Hub Arkush: While not a top need, Texas RB Bijan Robinson could be intriguing at No. 9

Scouts widely rank Robinson as one of 2023 draft’s top prospects

Texas running back Bijan Robinson celebrates a touchdown against Oklahoma at the Cotton Bowl, Saturday, Oct. 8, 2022, in Dallas.

For 80 to 85 years after the NFL was founded in 1920, running back was the most popular – and arguably the most important – position in the league.

Of course, quarterbacks have always been pivotal and critically important, but prior to the turn of the century name me one quarterback you would have rather had on your team than Jim Brown, Gale Sayers, Walter Payton, Barry Sanders, Emmitt Smith or O.J. Simpson, just to name a handful of the greatest players in NFL history.

The fact is the NFL began its transition to a pass-first league right around 2000. Quarterbacks, wide receivers and even tight ends began to take over the headlines, and while running backs will always be important, they are no longer anywhere near worth mortgaging the farm for.

This year’s running back class at the Pro Bowl included Cleveland’s Nick Chubb, Tennessee’s Derrick Henry and Las Vegas’ Josh Jacobs from the AFC, while the Giants’ Saquon Barkley, Dallas’ Tony Pollard and Philadelphia’s Miles Sanders were the NFC crew.

It is worth noting – that while clearly not completely their fault – none of the AFC Pro Bowlers were in the playoffs, and while all three from the NFC were a part of playoff teams, the Eagles’ trip to the Super Bowl was clearly guided by QB Jalen Hurts, not Sanders.

How hard is it to find a top running back in today’s NFL? Among this year’s Pro Bowlers only Barkley (second pick) and Jacobs (24th) were first-round draft choices, while Chubb (35th), Henry (45th) and Sanders (53rd) went in the second round. Pollard was a fourth-round choice at 128th.

They weren’t cheap, but they weren’t hard to find either.

Free agency has offered even less this year with Sanders getting the biggest deal at $25 million, which works out to only $6.25 million a season and of which only $13.2 million is guaranteed. The third largest deal went to the Jamaal Williams who got just $12 million ($4 million a year) from the Saints to leave the Lions.

How does this relate to the Bears, if at all?

David Montgomery, who the Bears drafted in the third round of 2019, signed the second biggest contract this offseason with the Lions for three years and $18 million (only $11 million guaranteed.)

In spite of Montgomery also being believed to be an important leader and strong pass blocker, the Bears felt it was too much to spend to keep him.

Instead, the Bears went back to their new favorite shopping buddy, the Carolina Panthers, and landed D’Onta Foreman coming off 914-yard season for just one year and $2 million.

It feels like a smart deal and a real bargain, but where does it leave them for the long haul at running back?

Khalil Herbert had a solid second pro season after being drafted in the sixth round in 2021. He was among the NFL’s best with his 5.7 yard average, but he is smallish, and, to date, a nonfactor in the passing game and as a blocker.

The Bears appear to be done at the position in free agency, but what about the draft?
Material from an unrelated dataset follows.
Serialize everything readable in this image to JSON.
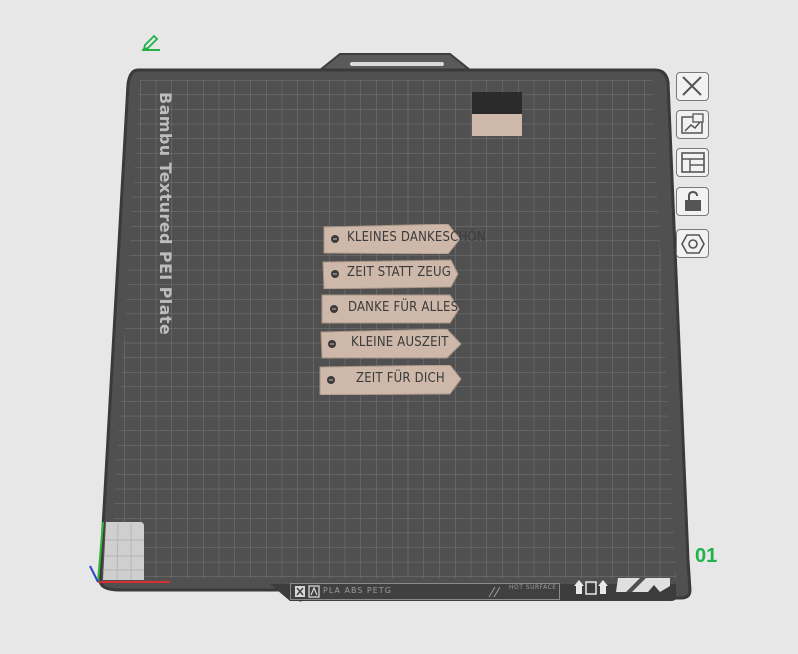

With 10 picks, including two in the second, fourth and fifth rounds, they are likely to add at least one more prospect, if not a couple.

It could be interesting Day 2 stuff for the Bears, but there is another possibility they have to be prepared for.

Texas standout Bijan Robinson is the unanimous choice as the best running back in the upcoming draft. Many scouts have special written all over him.

My buddy Eric Edholm, a true draft expert for NFL Media, ranks Robinson the second-best prospect at any position in the coming draft and one of his cohorts, Daniel Jeremiah, has Robinson third.

As I’ve tried to spell out for you, most teams are not investing heavily at the position in the draft these days. And, with at least three – most likely four – quarterbacks and at least two – and possibly three – edge rushers also listed among the top nine prospects, it’s nowhere near unlikely Robinson won’t still be on the board when the Bears are on the clock. He may even be worth throwing in a third rounder to move up a couple spots to grab.

Is it a need for the Bears? No. But it could be a chance to grab the best prospect in the draft and add a difference maker to the offense once again without overpaying at all.

It could be unlikely, but it’s certainly worth thinking about.

Hub Arkush

Hub Arkush

Hub Arkush was the Senior Bears Analyst for Shaw Local News Network and